Top of SOURCE MATERIAL

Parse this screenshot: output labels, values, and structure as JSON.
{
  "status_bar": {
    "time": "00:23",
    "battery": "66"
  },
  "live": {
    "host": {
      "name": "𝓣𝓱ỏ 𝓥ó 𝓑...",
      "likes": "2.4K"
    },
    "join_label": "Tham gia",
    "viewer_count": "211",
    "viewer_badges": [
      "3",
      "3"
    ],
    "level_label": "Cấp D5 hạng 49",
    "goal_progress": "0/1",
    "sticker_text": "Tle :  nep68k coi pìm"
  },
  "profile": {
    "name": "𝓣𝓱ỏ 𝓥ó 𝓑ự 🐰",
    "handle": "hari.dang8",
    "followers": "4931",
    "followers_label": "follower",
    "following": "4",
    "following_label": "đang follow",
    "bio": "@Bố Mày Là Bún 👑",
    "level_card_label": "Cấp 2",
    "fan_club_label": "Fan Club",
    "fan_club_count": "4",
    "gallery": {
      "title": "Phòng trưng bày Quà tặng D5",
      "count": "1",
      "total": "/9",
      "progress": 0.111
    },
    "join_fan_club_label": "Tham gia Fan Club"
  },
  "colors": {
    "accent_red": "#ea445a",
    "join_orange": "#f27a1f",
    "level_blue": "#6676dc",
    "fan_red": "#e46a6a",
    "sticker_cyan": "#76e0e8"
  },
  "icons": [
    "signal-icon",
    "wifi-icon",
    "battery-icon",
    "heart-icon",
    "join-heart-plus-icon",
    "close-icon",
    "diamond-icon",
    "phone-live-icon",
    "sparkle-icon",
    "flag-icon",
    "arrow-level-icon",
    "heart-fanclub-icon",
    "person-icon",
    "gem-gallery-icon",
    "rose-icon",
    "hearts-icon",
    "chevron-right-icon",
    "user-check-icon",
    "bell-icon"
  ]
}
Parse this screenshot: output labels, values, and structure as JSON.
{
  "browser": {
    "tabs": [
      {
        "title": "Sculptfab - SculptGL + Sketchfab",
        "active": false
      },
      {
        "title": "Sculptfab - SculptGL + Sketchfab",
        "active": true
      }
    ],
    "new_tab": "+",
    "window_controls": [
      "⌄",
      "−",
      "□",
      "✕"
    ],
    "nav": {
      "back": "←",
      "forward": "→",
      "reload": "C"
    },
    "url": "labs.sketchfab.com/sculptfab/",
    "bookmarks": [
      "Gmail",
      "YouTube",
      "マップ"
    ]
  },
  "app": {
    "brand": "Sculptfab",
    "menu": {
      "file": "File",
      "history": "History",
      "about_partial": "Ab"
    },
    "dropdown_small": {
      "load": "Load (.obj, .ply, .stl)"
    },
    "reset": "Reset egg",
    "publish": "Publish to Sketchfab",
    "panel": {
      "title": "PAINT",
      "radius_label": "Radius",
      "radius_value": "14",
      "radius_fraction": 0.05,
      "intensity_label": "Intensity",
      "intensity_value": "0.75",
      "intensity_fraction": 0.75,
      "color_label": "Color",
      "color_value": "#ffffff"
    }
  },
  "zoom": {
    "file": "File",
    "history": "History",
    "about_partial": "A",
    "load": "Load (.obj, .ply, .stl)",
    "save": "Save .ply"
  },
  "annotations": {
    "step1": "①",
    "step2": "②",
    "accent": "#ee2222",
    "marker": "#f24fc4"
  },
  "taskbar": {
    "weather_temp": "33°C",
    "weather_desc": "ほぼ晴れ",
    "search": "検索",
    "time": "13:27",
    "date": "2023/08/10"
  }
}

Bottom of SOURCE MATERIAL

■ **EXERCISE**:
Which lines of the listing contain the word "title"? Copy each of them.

■ **RESPONSE TO THE EXERCISE**:
      "title": "Phòng trưng bày Quà tặng D5",
        "title": "Sculptfab - SculptGL + Sketchfab",
        "title": "Sculptfab - SculptGL + Sketchfab",
      "title": "PAINT",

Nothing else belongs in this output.